Start of Block
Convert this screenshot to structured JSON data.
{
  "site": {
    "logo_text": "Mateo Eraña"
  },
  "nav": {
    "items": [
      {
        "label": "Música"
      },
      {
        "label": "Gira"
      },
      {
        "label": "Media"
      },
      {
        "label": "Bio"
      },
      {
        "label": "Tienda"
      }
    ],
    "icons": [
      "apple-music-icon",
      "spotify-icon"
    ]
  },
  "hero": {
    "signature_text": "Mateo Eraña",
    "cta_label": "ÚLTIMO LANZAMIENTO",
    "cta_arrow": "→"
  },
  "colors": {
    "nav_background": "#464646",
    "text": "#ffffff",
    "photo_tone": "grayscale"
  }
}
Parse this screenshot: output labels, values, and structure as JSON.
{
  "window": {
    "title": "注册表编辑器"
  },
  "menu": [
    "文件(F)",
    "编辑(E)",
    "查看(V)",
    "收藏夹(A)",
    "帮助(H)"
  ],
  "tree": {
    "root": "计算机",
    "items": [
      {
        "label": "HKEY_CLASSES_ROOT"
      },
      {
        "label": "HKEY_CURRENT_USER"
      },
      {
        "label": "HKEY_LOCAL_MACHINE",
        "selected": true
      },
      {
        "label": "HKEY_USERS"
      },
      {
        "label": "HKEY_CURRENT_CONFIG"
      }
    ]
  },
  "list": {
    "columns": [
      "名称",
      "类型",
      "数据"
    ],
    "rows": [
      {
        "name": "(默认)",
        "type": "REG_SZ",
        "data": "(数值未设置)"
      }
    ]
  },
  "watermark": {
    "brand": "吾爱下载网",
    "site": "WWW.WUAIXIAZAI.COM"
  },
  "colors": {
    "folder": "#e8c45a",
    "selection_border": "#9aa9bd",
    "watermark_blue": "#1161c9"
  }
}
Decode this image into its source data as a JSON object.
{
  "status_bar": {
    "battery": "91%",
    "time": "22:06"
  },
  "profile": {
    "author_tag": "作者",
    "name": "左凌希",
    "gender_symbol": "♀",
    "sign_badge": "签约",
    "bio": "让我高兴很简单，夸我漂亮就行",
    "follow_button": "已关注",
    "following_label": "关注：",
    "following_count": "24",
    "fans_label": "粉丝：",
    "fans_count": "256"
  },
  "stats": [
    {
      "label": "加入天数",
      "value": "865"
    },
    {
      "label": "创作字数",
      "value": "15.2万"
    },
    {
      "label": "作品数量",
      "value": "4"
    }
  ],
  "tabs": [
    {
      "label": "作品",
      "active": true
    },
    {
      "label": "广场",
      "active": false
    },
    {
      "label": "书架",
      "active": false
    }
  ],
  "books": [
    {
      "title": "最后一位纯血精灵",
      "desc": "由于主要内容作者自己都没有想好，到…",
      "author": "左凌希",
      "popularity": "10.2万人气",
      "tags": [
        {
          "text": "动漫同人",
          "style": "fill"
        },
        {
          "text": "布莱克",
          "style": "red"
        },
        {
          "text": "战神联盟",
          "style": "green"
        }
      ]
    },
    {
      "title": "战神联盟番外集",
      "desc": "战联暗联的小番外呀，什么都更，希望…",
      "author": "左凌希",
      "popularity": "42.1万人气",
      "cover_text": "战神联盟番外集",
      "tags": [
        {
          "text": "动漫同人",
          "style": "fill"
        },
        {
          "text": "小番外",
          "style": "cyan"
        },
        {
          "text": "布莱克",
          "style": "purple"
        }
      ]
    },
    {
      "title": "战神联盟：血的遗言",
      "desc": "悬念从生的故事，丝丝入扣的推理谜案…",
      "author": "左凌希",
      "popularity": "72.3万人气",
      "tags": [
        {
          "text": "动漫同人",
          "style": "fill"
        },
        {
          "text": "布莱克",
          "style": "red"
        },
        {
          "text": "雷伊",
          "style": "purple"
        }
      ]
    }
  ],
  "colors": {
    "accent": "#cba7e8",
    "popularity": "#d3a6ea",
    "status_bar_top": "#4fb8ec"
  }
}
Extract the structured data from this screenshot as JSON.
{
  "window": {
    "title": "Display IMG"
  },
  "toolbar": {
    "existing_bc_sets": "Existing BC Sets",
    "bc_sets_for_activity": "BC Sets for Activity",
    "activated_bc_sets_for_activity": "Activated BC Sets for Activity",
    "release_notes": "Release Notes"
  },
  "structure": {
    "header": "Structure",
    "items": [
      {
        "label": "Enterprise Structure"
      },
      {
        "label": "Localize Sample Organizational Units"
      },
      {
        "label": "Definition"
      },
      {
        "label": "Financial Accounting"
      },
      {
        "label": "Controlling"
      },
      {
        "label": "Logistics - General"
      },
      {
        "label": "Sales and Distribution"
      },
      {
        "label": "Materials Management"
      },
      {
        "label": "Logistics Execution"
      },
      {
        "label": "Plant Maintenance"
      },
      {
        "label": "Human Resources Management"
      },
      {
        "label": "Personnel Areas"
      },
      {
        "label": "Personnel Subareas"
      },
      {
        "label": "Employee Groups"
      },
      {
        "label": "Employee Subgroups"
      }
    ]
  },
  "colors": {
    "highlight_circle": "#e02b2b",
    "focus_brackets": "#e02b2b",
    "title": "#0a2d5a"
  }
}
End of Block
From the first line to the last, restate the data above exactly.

Convert this screenshot to structured JSON data.
{
  "site": {
    "logo_text": "Mateo Eraña"
  },
  "nav": {
    "items": [
      {
        "label": "Música"
      },
      {
        "label": "Gira"
      },
      {
        "label": "Media"
      },
      {
        "label": "Bio"
      },
      {
        "label": "Tienda"
      }
    ],
    "icons": [
      "apple-music-icon",
      "spotify-icon"
    ]
  },
  "hero": {
    "signature_text": "Mateo Eraña",
    "cta_label": "ÚLTIMO LANZAMIENTO",
    "cta_arrow": "→"
  },
  "colors": {
    "nav_background": "#464646",
    "text": "#ffffff",
    "photo_tone": "grayscale"
  }
}
Parse this screenshot: output labels, values, and structure as JSON.
{
  "window": {
    "title": "注册表编辑器"
  },
  "menu": [
    "文件(F)",
    "编辑(E)",
    "查看(V)",
    "收藏夹(A)",
    "帮助(H)"
  ],
  "tree": {
    "root": "计算机",
    "items": [
      {
        "label": "HKEY_CLASSES_ROOT"
      },
      {
        "label": "HKEY_CURRENT_USER"
      },
      {
        "label": "HKEY_LOCAL_MACHINE",
        "selected": true
      },
      {
        "label": "HKEY_USERS"
      },
      {
        "label": "HKEY_CURRENT_CONFIG"
      }
    ]
  },
  "list": {
    "columns": [
      "名称",
      "类型",
      "数据"
    ],
    "rows": [
      {
        "name": "(默认)",
        "type": "REG_SZ",
        "data": "(数值未设置)"
      }
    ]
  },
  "watermark": {
    "brand": "吾爱下载网",
    "site": "WWW.WUAIXIAZAI.COM"
  },
  "colors": {
    "folder": "#e8c45a",
    "selection_border": "#9aa9bd",
    "watermark_blue": "#1161c9"
  }
}
Decode this image into its source data as a JSON object.
{
  "status_bar": {
    "battery": "91%",
    "time": "22:06"
  },
  "profile": {
    "author_tag": "作者",
    "name": "左凌希",
    "gender_symbol": "♀",
    "sign_badge": "签约",
    "bio": "让我高兴很简单，夸我漂亮就行",
    "follow_button": "已关注",
    "following_label": "关注：",
    "following_count": "24",
    "fans_label": "粉丝：",
    "fans_count": "256"
  },
  "stats": [
    {
      "label": "加入天数",
      "value": "865"
    },
    {
      "label": "创作字数",
      "value": "15.2万"
    },
    {
      "label": "作品数量",
      "value": "4"
    }
  ],
  "tabs": [
    {
      "label": "作品",
      "active": true
    },
    {
      "label": "广场",
      "active": false
    },
    {
      "label": "书架",
      "active": false
    }
  ],
  "books": [
    {
      "title": "最后一位纯血精灵",
      "desc": "由于主要内容作者自己都没有想好，到…",
      "author": "左凌希",
      "popularity": "10.2万人气",
      "tags": [
        {
          "text": "动漫同人",
          "style": "fill"
        },
        {
          "text": "布莱克",
          "style": "red"
        },
        {
          "text": "战神联盟",
          "style": "green"
        }
      ]
    },
    {
      "title": "战神联盟番外集",
      "desc": "战联暗联的小番外呀，什么都更，希望…",
      "author": "左凌希",
      "popularity": "42.1万人气",
      "cover_text": "战神联盟番外集",
      "tags": [
        {
          "text": "动漫同人",
          "style": "fill"
        },
        {
          "text": "小番外",
          "style": "cyan"
        },
        {
          "text": "布莱克",
          "style": "purple"
        }
      ]
    },
    {
      "title": "战神联盟：血的遗言",
      "desc": "悬念从生的故事，丝丝入扣的推理谜案…",
      "author": "左凌希",
      "popularity": "72.3万人气",
      "tags": [
        {
          "text": "动漫同人",
          "style": "fill"
        },
        {
          "text": "布莱克",
          "style": "red"
        },
        {
          "text": "雷伊",
          "style": "purple"
        }
      ]
    }
  ],
  "colors": {
    "accent": "#cba7e8",
    "popularity": "#d3a6ea",
    "status_bar_top": "#4fb8ec"
  }
}
Extract the structured data from this screenshot as JSON.
{
  "window": {
    "title": "Display IMG"
  },
  "toolbar": {
    "existing_bc_sets": "Existing BC Sets",
    "bc_sets_for_activity": "BC Sets for Activity",
    "activated_bc_sets_for_activity": "Activated BC Sets for Activity",
    "release_notes": "Release Notes"
  },
  "structure": {
    "header": "Structure",
    "items": [
      {
        "label": "Enterprise Structure"
      },
      {
        "label": "Localize Sample Organizational Units"
      },
      {
        "label": "Definition"
      },
      {
        "label": "Financial Accounting"
      },
      {
        "label": "Controlling"
      },
      {
        "label": "Logistics - General"
      },
      {
        "label": "Sales and Distribution"
      },
      {
        "label": "Materials Management"
      },
      {
        "label": "Logistics Execution"
      },
      {
        "label": "Plant Maintenance"
      },
      {
        "label": "Human Resources Management"
      },
      {
        "label": "Personnel Areas"
      },
      {
        "label": "Personnel Subareas"
      },
      {
        "label": "Employee Groups"
      },
      {
        "label": "Employee Subgroups"
      }
    ]
  },
  "colors": {
    "highlight_circle": "#e02b2b",
    "focus_brackets": "#e02b2b",
    "title": "#0a2d5a"
  }
}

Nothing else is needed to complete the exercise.